Britain is to get a "unified border force" to boost the fight against terrorism, the prime minister has said.
A "highly visible" uniformed force would bring together immigration and Customs officers, Gordon Brown said.
He also announced a review of allowing intercept evidence in court, and plans to raise from 28 days the time police can hold suspects without charge.
But the Tories and Lib Dems said any border force should include police officers, new resources and new powers.
Officers from the Border and Immigration Agency, Revenue and Customs and UKVisas will be brought together to create a "single primary checkpoint" for passport control and customs.
Outlining his counter-terrorism strategy to MPs, he said the cabinet secretary had been asked to report back by October on how to implement the proposal "very soon".
But Shadow Home Secretary David Davis told the BBC the proposal was "a bit less than met the eye" adding: "New uniforms do not make a new force."
And for the Lib Dems, Nick Clegg said it was "a border force lite without police powers or the incorporation of the transport police".
But Mr Brown said the new borders officers would have "immigration, customs and police powers to investigate and detain people suspected of immigration, customs and criminal offences".
He also said he wanted stronger measures to stop terrorism suspects arriving in the first place, through electronic screening of all passengers checking in and out of the UK.
All visa applicants would require biometric visas from March 2008 and the existing "e-borders scheme" would be expanded.
An "all-party consensus" on the use of intercept evidence in court and questioning of suspects after they have been charged would be sought.
But the government looks set to press ahead with attempts to extend the period for which terrorism suspects can be held without charge, beyond the current 28 day limit.
Mr Brown said one option was to double it to 56 days, subject to parliamentary scrutiny and a judge's approval.
He said there had been 15 attempted terrorist attacks on Britain since 2001 and 30 people had been convicted so far this year.
Ministers say it is right to consider extending it because of the increasing complexity of some plots - but the Tories, Lib Dems and some Labour backbenchers have opposed previous attempts to do so.
For the Lib Dems Mr Clegg said the idea of parliamentary oversight of any extension was "complete and utter nonsense".
"What is Parliament supposed to do when the police are detaining someone without charge? They won't be given privy to all the information so I'm afraid I think a lot of that is a bit of a fig leaf."
'Terrorist recruiter's dream'
Mr Davis also indicated that the Tories would continue to oppose the moves, unless there was any new evidence that it was necessary.

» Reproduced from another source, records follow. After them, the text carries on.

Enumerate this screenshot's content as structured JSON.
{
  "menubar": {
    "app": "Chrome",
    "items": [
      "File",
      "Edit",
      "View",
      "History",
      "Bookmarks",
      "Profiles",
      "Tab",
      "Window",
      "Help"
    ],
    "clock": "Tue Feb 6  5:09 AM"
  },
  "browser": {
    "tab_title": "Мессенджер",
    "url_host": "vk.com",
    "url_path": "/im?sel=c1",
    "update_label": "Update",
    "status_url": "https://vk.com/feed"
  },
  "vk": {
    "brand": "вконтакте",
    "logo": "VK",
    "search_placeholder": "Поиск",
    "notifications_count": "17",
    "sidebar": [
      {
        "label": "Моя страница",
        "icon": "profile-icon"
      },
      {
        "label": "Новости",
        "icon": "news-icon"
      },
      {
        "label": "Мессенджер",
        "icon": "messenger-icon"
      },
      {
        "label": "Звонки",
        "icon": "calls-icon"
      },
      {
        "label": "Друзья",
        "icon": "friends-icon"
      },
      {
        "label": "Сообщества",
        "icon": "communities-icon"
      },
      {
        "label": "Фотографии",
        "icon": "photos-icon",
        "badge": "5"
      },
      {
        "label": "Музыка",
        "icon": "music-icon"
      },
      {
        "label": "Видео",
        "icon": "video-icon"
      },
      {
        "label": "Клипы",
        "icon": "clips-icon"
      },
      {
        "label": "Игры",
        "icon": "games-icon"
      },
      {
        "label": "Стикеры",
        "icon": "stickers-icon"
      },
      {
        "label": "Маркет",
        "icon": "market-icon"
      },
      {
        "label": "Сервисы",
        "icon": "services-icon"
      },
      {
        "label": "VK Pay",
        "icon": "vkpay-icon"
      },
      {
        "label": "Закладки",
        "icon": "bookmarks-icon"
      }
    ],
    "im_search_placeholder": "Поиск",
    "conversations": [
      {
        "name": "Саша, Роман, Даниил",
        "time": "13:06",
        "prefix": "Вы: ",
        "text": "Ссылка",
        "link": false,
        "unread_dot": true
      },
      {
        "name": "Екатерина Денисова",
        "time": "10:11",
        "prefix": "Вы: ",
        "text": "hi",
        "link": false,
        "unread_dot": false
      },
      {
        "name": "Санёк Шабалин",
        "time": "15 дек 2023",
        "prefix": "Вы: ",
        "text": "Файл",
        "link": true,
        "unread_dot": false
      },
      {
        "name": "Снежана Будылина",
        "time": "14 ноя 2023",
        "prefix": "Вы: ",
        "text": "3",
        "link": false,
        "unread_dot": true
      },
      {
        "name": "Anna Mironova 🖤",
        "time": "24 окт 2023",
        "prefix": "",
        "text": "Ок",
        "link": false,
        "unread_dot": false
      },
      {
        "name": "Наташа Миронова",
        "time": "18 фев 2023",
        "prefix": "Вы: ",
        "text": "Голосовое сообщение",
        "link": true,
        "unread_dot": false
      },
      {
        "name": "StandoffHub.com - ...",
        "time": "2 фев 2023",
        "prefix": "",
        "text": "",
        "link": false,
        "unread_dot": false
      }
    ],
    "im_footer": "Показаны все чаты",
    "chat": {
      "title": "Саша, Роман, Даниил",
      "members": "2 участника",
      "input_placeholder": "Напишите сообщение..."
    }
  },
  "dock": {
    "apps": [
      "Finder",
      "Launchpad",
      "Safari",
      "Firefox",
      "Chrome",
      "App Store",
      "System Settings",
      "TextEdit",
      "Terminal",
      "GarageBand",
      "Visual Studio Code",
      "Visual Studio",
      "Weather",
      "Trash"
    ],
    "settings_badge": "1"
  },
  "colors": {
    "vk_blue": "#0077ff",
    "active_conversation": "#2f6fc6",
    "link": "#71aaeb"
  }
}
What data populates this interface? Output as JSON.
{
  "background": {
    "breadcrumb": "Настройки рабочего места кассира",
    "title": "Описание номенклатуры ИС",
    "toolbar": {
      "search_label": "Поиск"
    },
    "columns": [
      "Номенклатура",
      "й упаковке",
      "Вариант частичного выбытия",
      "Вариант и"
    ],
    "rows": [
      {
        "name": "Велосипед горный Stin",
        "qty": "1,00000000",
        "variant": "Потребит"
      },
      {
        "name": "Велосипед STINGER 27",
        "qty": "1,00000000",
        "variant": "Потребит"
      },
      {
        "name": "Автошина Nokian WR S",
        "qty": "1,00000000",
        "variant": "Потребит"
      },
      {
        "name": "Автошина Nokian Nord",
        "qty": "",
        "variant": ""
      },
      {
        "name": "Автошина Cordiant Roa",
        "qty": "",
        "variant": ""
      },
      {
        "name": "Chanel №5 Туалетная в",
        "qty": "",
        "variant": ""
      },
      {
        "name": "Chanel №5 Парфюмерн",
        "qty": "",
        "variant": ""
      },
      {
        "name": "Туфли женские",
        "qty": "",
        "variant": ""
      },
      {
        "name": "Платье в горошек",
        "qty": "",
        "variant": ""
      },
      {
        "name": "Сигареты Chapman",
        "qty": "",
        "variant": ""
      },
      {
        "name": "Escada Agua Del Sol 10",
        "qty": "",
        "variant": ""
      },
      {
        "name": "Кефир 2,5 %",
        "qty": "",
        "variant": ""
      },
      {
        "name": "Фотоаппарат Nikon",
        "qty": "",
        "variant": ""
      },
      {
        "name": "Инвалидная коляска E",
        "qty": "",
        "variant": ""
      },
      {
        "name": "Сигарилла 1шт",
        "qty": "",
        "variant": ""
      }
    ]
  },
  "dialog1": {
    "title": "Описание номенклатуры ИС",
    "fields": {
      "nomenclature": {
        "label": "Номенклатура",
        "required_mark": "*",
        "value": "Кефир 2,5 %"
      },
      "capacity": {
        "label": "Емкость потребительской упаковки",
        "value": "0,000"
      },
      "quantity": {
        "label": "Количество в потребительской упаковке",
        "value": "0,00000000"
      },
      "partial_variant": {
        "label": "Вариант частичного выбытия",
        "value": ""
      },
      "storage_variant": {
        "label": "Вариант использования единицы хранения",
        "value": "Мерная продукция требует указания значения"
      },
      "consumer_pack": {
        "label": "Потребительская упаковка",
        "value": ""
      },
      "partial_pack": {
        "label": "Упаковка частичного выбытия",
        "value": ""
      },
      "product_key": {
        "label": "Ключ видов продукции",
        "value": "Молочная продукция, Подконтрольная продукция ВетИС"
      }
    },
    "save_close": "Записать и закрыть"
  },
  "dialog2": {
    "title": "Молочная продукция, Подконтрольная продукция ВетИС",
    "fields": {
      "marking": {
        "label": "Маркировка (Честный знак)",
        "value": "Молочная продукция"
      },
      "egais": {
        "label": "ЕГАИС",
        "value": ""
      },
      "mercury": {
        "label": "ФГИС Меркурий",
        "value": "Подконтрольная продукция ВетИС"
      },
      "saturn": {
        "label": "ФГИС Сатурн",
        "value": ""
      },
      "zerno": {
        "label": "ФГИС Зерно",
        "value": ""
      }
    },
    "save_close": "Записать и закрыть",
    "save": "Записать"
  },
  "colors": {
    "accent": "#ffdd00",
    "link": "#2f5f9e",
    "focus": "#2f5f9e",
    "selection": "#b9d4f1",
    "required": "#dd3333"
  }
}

Amnesty International's Nicola Duckworth said locking people up for 56 days without charge "amounted to internment" which had "devastating consequences" in Northern Ireland in the 1970s.
And Liberty director Shami Chakrabarti said it would act as a "terrorist recruiter's dream".
Home Secretary Jacqui Smith told the BBC the government recognised the "very real concerns about liberty", but added that terrorist plots were becoming more complicated, more international and police were having to go through hundreds of discs, computers and house searches abroad.
"The weight of opinion, not just from us but from others, suggests that we may well be getting to the point where 28 days will not be long enough to have done that investigation and to have charged somebody in order that you can then bring them to a conviction."
Other proposals announced include:
Mr Brown also revealed that 900 shopping centres, sports centres and other venues where large numbers of people congregate had been assessed by counter-terrorism advisers.
And he said "additional protection" was needed for utility sites, crowded places and the national infrastructure, from roads and the railway to waterways.
Reviews on security measures at such sites would be on-going over the summer, he added.